**REQUIREMENT:** Only lines that contain the word "icon" belong in the answer; copy them from the records below.

**PROVIDED ENTRIES:**
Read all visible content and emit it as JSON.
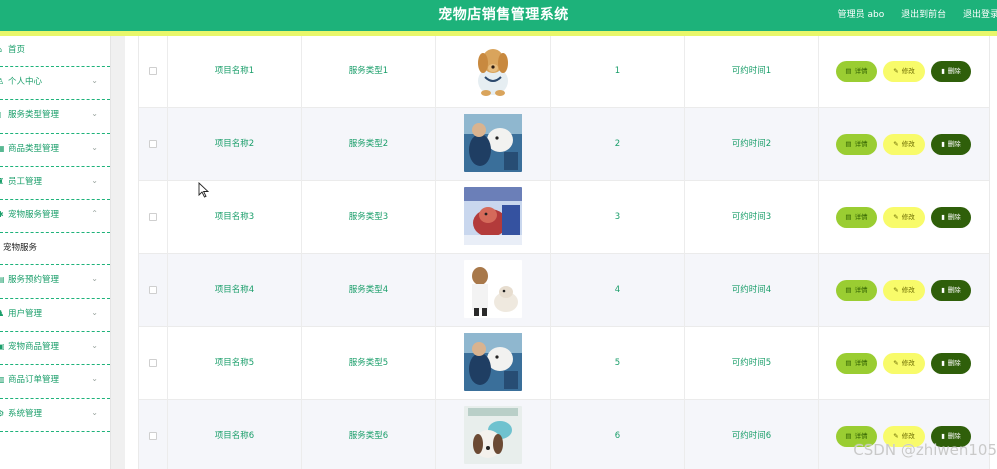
{
  "app": {
    "title": "宠物店销售管理系统",
    "user_label": "管理员 abo",
    "front_link": "退出到前台",
    "logout_link": "退出登录"
  },
  "colors": {
    "primary": "#1db27a",
    "accent_strip": "#e8f76a",
    "detail_button": "#9acd32",
    "edit_button": "#f8fb6a",
    "delete_button": "#2f5f0a"
  },
  "sidebar": {
    "items": [
      {
        "label": "首页",
        "icon": "home-icon",
        "has_chevron": false
      },
      {
        "label": "个人中心",
        "icon": "user-icon",
        "has_chevron": true
      },
      {
        "label": "服务类型管理",
        "icon": "doc-icon",
        "has_chevron": true
      },
      {
        "label": "商品类型管理",
        "icon": "grid-icon",
        "has_chevron": true
      },
      {
        "label": "员工管理",
        "icon": "staff-icon",
        "has_chevron": true
      },
      {
        "label": "宠物服务管理",
        "icon": "paw-icon",
        "has_chevron": true,
        "expanded": true
      }
    ],
    "sub_item": "宠物服务",
    "items_after": [
      {
        "label": "服务预约管理",
        "icon": "calendar-icon"
      },
      {
        "label": "用户管理",
        "icon": "users-icon"
      },
      {
        "label": "宠物商品管理",
        "icon": "box-icon"
      },
      {
        "label": "商品订单管理",
        "icon": "order-icon"
      },
      {
        "label": "系统管理",
        "icon": "settings-icon"
      }
    ]
  },
  "table": {
    "rows": [
      {
        "name": "项目名称1",
        "type": "服务类型1",
        "image": "dog-golden-vet",
        "num": "1",
        "time": "可约时间1"
      },
      {
        "name": "项目名称2",
        "type": "服务类型2",
        "image": "dog-grooming",
        "num": "2",
        "time": "可约时间2"
      },
      {
        "name": "项目名称3",
        "type": "服务类型3",
        "image": "dog-red-vet",
        "num": "3",
        "time": "可约时间3"
      },
      {
        "name": "项目名称4",
        "type": "服务类型4",
        "image": "dog-vet-exam",
        "num": "4",
        "time": "可约时间4"
      },
      {
        "name": "项目名称5",
        "type": "服务类型5",
        "image": "dog-grooming",
        "num": "5",
        "time": "可约时间5"
      },
      {
        "name": "项目名称6",
        "type": "服务类型6",
        "image": "dog-bath",
        "num": "6",
        "time": "可约时间6"
      }
    ],
    "actions": {
      "detail": "详情",
      "edit": "修改",
      "delete": "删除"
    }
  },
  "watermark": "CSDN @zhiwen105"
}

**EXERCISE OUTPUT:**
        "icon": "home-icon",
        "icon": "user-icon",
        "icon": "doc-icon",
        "icon": "grid-icon",
        "icon": "staff-icon",
        "icon": "paw-icon",
        "icon": "calendar-icon"
        "icon": "users-icon"
        "icon": "box-icon"
        "icon": "order-icon"
        "icon": "settings-icon"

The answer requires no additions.